Three Ways to do RTTY
Weather Teletext Reception
'Old' and 'New' Methods
It’s shortly after Christmas and an editor’s thoughts turn to experimentation. I have been trying to receive some Weather Radio Teletext (RTTY) signals from the Deutscher Wetterdienst (DWD) again, the German Weather Service.
As you may have seen from previous columns in RadioUser magazine, there are several different ways to do this. I have picked our three here, depending on the equipment used.
On some of the pictures on this page, you will see my good old AOR AR7030, pressed into service again, together with its old friend, the ERA (Enterprise Radio Applications) Microreader, of which I have acquired a late model in 2021.
At 7645kHz (USB) the actual receive frequency is a little lower than what is advertised. I always learned that you should tune up to 1.9kHz off-centre for this kind of signal, but this is, naturally, a matter of trial and error.
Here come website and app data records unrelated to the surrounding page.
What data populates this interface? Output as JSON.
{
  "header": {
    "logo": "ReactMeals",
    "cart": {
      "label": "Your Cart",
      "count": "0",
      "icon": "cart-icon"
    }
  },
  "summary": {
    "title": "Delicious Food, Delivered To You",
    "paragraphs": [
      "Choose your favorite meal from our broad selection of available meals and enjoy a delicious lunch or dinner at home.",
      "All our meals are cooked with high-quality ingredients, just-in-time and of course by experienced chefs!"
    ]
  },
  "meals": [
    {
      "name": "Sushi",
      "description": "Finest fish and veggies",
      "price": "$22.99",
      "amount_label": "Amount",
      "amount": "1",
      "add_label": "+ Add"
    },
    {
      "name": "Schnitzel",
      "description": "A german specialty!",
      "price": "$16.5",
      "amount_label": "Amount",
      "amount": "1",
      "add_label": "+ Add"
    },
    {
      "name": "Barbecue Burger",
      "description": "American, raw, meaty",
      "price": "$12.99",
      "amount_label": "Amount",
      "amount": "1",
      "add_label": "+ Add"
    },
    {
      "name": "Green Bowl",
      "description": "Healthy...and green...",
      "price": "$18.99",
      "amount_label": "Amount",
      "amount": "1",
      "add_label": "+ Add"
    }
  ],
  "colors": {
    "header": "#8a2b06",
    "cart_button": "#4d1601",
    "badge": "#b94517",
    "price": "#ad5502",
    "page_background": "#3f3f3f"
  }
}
If you look at the other screenshots here, you will see that I also used the new ATS25 radio, which will be reviewed in RadioUser in February 2022. This nifty little device is, of course, not as stable or well-built as the AOR, but it works very well for some useable monitoring.
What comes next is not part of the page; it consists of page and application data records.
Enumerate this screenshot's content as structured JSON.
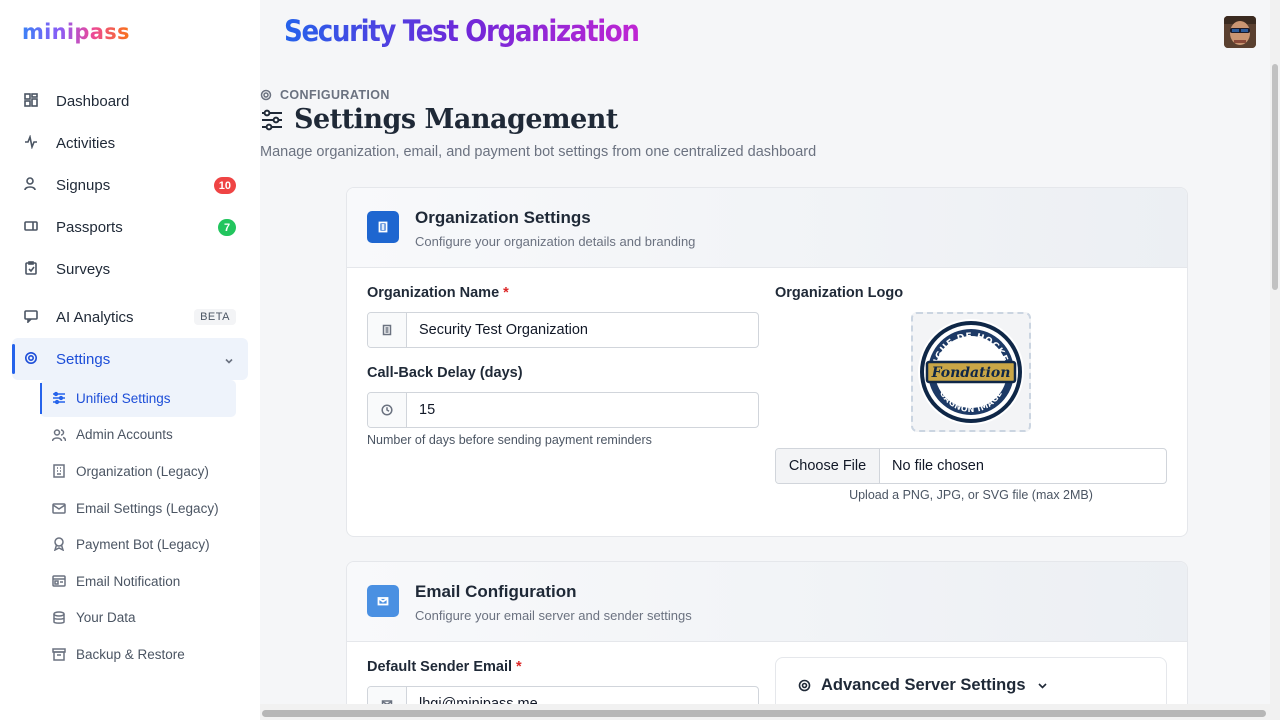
{
  "brand": {
    "name": "minipass"
  },
  "header": {
    "org_title": "Security Test Organization"
  },
  "sidebar": {
    "items": [
      {
        "label": "Dashboard",
        "icon": "dashboard-icon"
      },
      {
        "label": "Activities",
        "icon": "activity-icon"
      },
      {
        "label": "Signups",
        "icon": "user-icon",
        "badge": "10"
      },
      {
        "label": "Passports",
        "icon": "ticket-icon",
        "badge": "7"
      },
      {
        "label": "Surveys",
        "icon": "clipboard-icon"
      },
      {
        "label": "AI Analytics",
        "icon": "chat-icon",
        "tag": "BETA"
      },
      {
        "label": "Settings",
        "icon": "gear-icon"
      }
    ],
    "settings_sub": [
      {
        "label": "Unified Settings",
        "icon": "sliders-icon"
      },
      {
        "label": "Admin Accounts",
        "icon": "users-icon"
      },
      {
        "label": "Organization (Legacy)",
        "icon": "building-icon"
      },
      {
        "label": "Email Settings (Legacy)",
        "icon": "mail-icon"
      },
      {
        "label": "Payment Bot (Legacy)",
        "icon": "robot-icon"
      },
      {
        "label": "Email Notification",
        "icon": "template-icon"
      },
      {
        "label": "Your Data",
        "icon": "database-icon"
      },
      {
        "label": "Backup & Restore",
        "icon": "archive-icon"
      }
    ]
  },
  "page": {
    "breadcrumb": "CONFIGURATION",
    "title": "Settings Management",
    "subtitle": "Manage organization, email, and payment bot settings from one centralized dashboard"
  },
  "org_card": {
    "title": "Organization Settings",
    "subtitle": "Configure your organization details and branding",
    "name_label": "Organization Name",
    "required_mark": "*",
    "name_value": "Security Test Organization",
    "delay_label": "Call-Back Delay (days)",
    "delay_value": "15",
    "delay_help": "Number of days before sending payment reminders",
    "logo_label": "Organization Logo",
    "logo_text_top": "LIGUE DE HOCKEY",
    "logo_text_mid": "Fondation",
    "logo_text_bottom": "GAGNON IMAGE",
    "file_button": "Choose File",
    "file_status": "No file chosen",
    "file_help": "Upload a PNG, JPG, or SVG file (max 2MB)"
  },
  "email_card": {
    "title": "Email Configuration",
    "subtitle": "Configure your email server and sender settings",
    "sender_label": "Default Sender Email",
    "required_mark": "*",
    "sender_value": "lhgi@minipass.me",
    "advanced_label": "Advanced Server Settings"
  },
  "colors": {
    "accent": "#2563eb",
    "org_icon_bg": "#1e66d0",
    "email_icon_bg": "#4a90e2",
    "badge_red": "#ef4444",
    "badge_green": "#22c55e"
  }
}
As you can see, I connected it to a U-PHORIA UMC202HD sound card; the one I normally use for VLF work, at 192kHz resolution. The result was good signals throughout with SeaTTY and Zorns Lemma 11.42. Makes a nice little setup on your boat or en-route.
And, last but not least, a configuration involving the SDRplay RSPduo with Eugene Muzichenko’s great Virtual Audio Cable (VAC). No issues at all here, especially for longer-term signals resolution. The little picture in orange tones is the translation of the synoptic (synop) data by Zorns Lemma 11.42, one does not get that feature in SeaTTY. This is a weather report from Gander, in Canada.
Regarding Virtual Sound Cards, take a look at Mike Richards’s article in Practical Wireless, December 2021: 26, which is an excellent introduction if you have not worked with those before.
The ‘visualisation’ software used throughout is my new favourite: Friture. The aerial I have used in all of this was my Wellbrook ALA 1500 Loop and a Reuter RLA-3 for indoors.
Have fun reading and decoding your own RTTY data in whichever way you choose.
A Very Happy, Healthy and Prosperous New Year to All!